Student Advocates Share their Stories in Sacramento


Lauren Hsu

Portola staff meet with the advocates in a lunchtime panel on March 9 to discuss district concerns like textbook funding and standards-based grading. The team has participated in several similar panels with various officials and education specialists to receive feedback and become more familiar with the issues that IUSD faces.

Lauren Hsu, Staff Writer

Seniors Dheitshaa Bala, Alex Cherry, Annika Lai, Eden Yeh and junior Ariana Wu will travel to Sacramento on March 10 to advocate for policies regarding state budgeting and spending on public education that will benefit the Irvine Unified School District.  

Advocate groups have been shifting their focus in recent years to securing financial support for mental health programs. IUSD is one of the lowest funded school districts in the nation, according to the Irvine Public Schools Foundation, and this deficit directly impacts the number of wellness campaigns and coordinators that schools have access to. 

“I hope we get the message across that we need to reposition how the money is distributed in the district,” Lai said. “Advocacy is a really great way to go up there and tell people and be heard…You just become more comfortable, especially when it’s about something you’re passionate about. As cliche as it is, you just speak from the heart.”

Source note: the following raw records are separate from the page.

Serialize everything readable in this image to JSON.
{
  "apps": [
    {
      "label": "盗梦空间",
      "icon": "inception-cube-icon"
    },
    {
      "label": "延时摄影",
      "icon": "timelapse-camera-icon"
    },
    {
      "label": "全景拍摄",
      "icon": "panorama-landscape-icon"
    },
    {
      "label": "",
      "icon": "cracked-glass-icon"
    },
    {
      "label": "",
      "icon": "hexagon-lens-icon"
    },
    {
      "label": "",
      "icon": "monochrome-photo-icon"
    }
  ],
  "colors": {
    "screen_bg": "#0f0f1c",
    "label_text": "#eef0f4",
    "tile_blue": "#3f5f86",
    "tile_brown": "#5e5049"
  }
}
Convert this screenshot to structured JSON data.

While the team will only be in Sacramento for one day, they must undergo training beforehand to guarantee that their time in the capital is well spent. Event coordinators Jon Resendez and Jeffrey Hernandez selected individuals based on their responses to a series of essay questions and their demonstration of skill and passion for advocacy in an interview. Student preparation includes panel discussions with IUSD officials, weekly team meetings and months of dedicated research to ensure that they are informed on the topics they will be discussing.

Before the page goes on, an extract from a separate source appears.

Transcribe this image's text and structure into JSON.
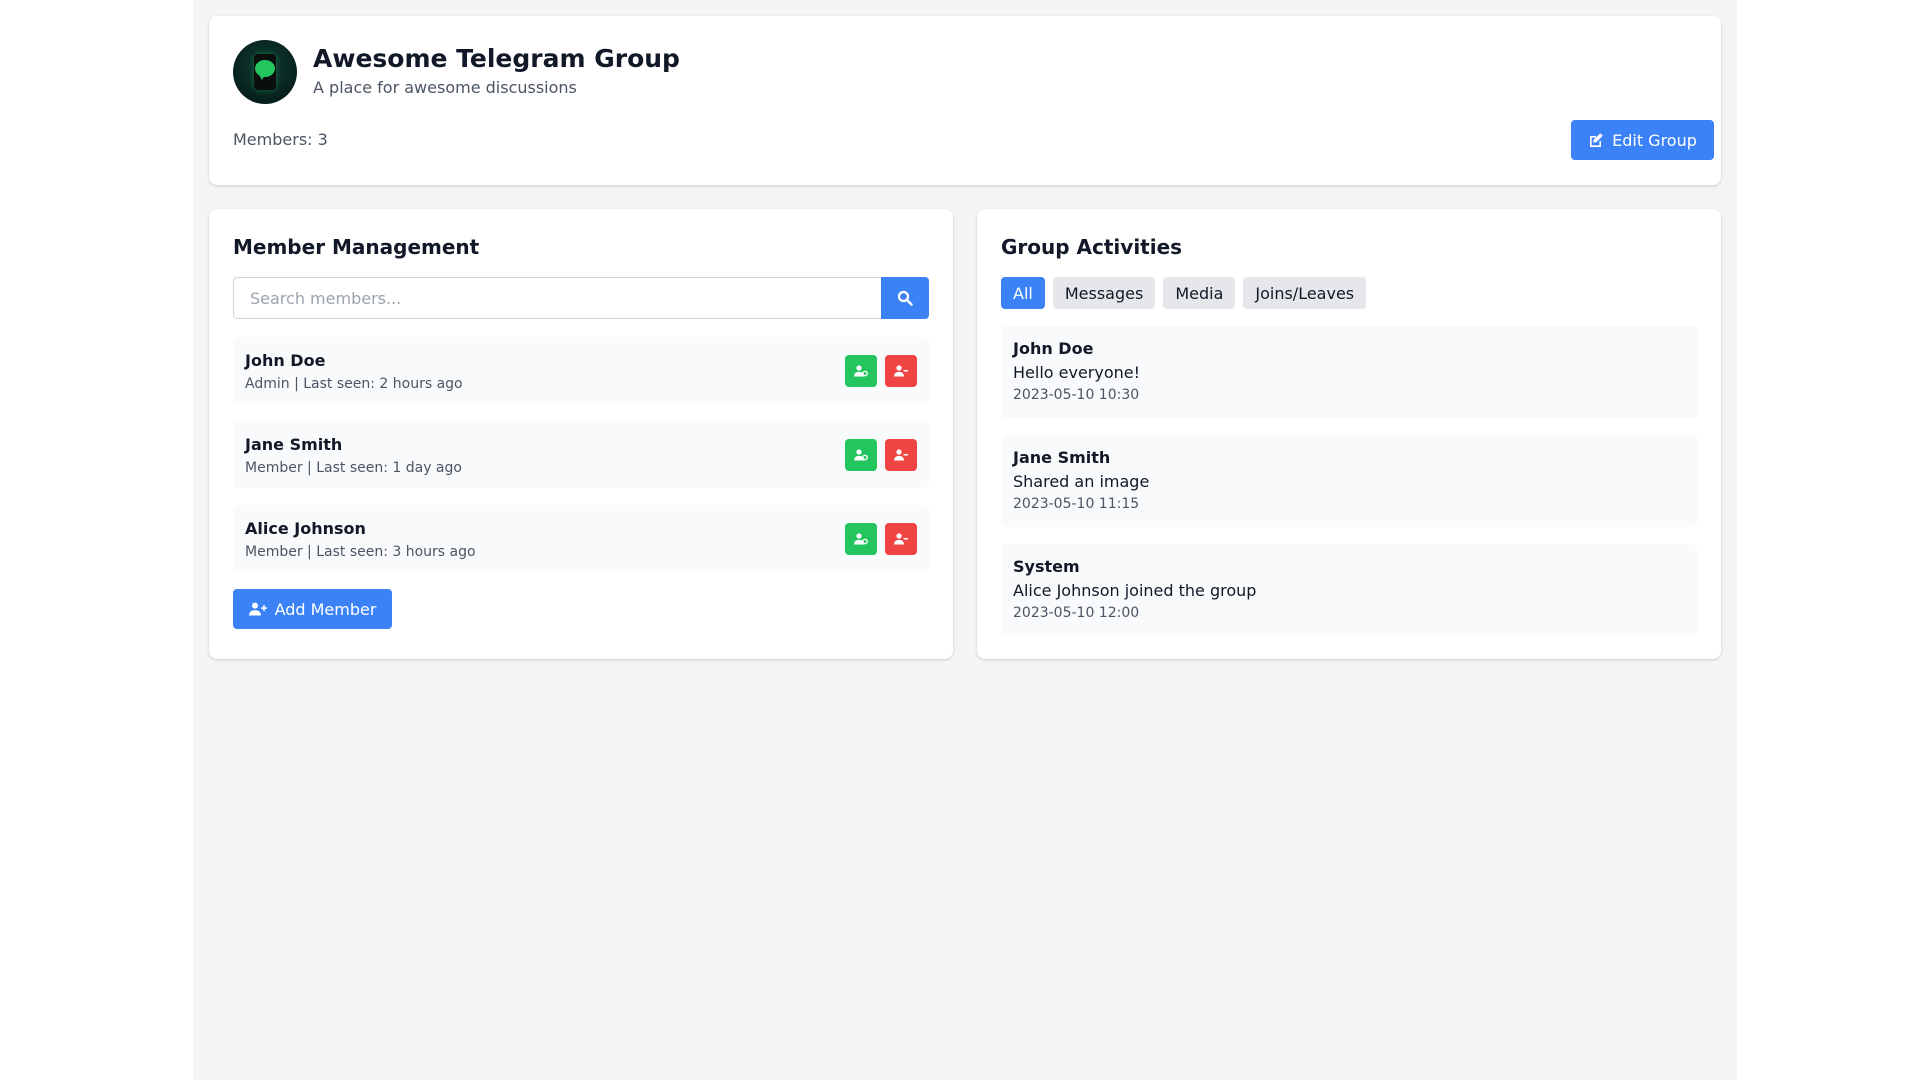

“When we have a student advocate group, lawmakers especially pay attention because we’re a group of well-spoken and prepared kids who know what we’re talking about,” Cherry said. “We’re a new face; we’re a new view. We’re able to show how important these things are, and we’re able to show that we’re capable of being in these discussions.”

The advocates will meet with elected officials and lobbyists for the entire day, sharing their personal stories and the experiences of the student body they represent. While the team is mostly advocating for the same topics as they have in previous years, they are hoping that this trip will influence a new change in policymakers’ perspectives and resolve some of the issues that were left undecided. 

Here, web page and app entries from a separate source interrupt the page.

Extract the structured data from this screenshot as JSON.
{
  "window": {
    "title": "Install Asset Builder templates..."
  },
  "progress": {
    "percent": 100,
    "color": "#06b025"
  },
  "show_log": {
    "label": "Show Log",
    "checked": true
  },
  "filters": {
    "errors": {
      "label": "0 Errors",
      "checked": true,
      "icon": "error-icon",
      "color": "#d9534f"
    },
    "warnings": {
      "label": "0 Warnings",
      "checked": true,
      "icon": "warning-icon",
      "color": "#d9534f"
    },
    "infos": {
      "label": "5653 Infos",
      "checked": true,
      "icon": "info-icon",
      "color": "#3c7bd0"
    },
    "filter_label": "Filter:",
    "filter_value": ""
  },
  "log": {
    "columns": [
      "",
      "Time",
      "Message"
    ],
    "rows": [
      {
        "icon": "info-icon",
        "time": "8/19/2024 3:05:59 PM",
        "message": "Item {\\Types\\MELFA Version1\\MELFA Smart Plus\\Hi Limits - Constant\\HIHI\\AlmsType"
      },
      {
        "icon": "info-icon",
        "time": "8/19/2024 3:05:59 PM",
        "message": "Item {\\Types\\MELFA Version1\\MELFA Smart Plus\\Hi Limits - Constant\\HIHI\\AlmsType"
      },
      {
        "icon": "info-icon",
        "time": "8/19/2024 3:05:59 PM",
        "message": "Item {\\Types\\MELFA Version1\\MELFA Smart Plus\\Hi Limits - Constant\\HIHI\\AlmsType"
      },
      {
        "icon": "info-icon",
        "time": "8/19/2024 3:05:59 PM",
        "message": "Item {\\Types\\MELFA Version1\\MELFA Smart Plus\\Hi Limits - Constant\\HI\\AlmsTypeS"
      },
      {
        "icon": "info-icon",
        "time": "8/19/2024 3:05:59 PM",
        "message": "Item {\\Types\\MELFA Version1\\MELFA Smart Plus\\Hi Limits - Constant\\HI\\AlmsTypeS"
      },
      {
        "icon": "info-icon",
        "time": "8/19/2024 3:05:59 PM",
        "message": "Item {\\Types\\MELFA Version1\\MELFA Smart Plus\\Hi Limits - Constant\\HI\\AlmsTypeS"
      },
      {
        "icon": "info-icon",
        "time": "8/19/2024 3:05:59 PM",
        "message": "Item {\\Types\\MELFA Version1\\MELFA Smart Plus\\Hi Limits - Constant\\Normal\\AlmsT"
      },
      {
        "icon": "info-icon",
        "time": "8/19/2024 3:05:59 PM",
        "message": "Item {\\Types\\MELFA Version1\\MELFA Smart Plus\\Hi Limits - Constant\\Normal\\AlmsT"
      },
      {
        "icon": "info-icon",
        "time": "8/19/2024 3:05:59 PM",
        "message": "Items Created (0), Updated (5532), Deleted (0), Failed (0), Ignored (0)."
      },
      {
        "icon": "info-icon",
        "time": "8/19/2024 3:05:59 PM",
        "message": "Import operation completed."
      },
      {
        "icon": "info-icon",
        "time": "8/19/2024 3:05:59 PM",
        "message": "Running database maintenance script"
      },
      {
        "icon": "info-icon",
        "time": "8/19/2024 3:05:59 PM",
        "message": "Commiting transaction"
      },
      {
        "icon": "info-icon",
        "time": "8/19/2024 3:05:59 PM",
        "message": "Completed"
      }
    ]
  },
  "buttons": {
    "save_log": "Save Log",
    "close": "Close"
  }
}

“I hope they’ll feel empowered to be a part of the process. I hope they’ll feel like their day wasn’t wasted, that people listened even if they didn’t initially agree,” social studies teacher and advocacy coordinator Jon Resendez said. “We want them to feel empowered, and then we want the other students, by seeing them as an example, to also feel empowered to make a difference in their government and in their community.”